In Flora Olomouc’s greenhouse, the Only Glass Between Us exhibition hosts works from the n.b.k Video-Forum coupled with selected pieces by Czech/Slovak artists. Installed throughout the botanical display on TV screens — sometimes feeling like technological relics from the pre-digital video age — the pieces populate a landscape of palm trees and bird of paradise flowers, in a rainforest recreated out-of-place within central Europe. This intervention in the natural/unnatural environs of a greenhouse — that typical Victorian age technology for a bound and controlled nature — made for a thoughtful viewing experience of the videos. As noted in the exhibition text, “the individual works relate to the questions of the artificial world and invisible borders,” with regards to migration, or likewise the “classification and hierarchization of knowledge and living beings.” Such a loaded exhibition space made videos by the likes of Rebecca Horn, Wolf Kahlen and Ulrike Rosenbach, alongside more contemporary contributions from Anetta Mona Chişa and others all the more topical, away from the semiotically sterilised confines a white cube.
This anthropocene blend of the organic, synthetic and a fraught relationship with nature was likewise present in a screening by BCAA System, whose latest film No Blade of Grass sees a natural landscape clash with protagonists dressed in otherworldly garb. Evoking some kind of displaced nomads in a science fiction film, the LARP-like onscreen performance of the collective has further resonance post-pandemic, bringing to mind our shifting more and more towards online avatars, accelerated during lockdown via the likes of Minecraft and IMVU. Meanwhile back in the festival hub, London based artist collective Babeworld presents a screening of their films with a discussion mediated by Anne Duffau of the A—Z curatorial platform. Certainly the most moving of these was collective member Gabriella Davies’ Dad, Dancing (2021), a harrowing and poignantly funny unpicking of performed identity, socialised expectations, and alienation told through an elegantly narrated clip of the the artist’s dad dancing to his favourite songs at a pub jukebox.

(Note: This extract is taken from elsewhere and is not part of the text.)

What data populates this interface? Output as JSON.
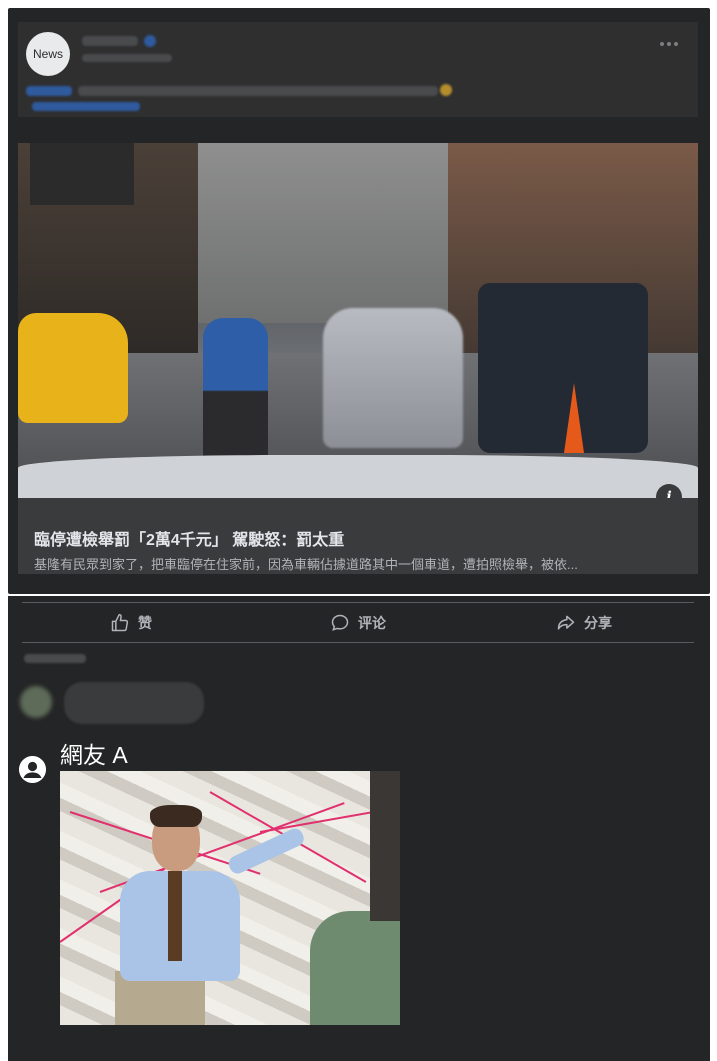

As the festival’s second evening draws to a close, a midnight performance by Space Afrika brings brooding ambience to the main hall venue’s stage, drenched in red LED lighting. There are thick beds of synth pads, and echoing fragments of melancholic vocal clips that sound like traces of Saturday night radio in the back of a rainy cab ride home. Set to a grey backdrop of projected visuals from urban Britain, the Manchester duo absorb the audience with a live treatment of the glacial atmospheres that made them much talked about with 2021’s Honest Labour album.
On the day of leaving Olomouc I walk around the town’s main square, passing a small crowd gathered beneath the Astronomical Clock tower striking noon, with an automaton show built in the Soviet era. Being a Sunday during low tourist season, it is eerily quiet. Throughout the old town Ukrainian flags and posters of solidarity cast a stark reality on the pleasant hopefulness of spring, with the heartbreaking war all too close to home. PAF is due to return once again for its winter festival this December, and no doubt the months until then will be trying. However this weekend feels for everyone here a pause for relief and community in uncertain times, a much needed recentering of balance before the year ahead.**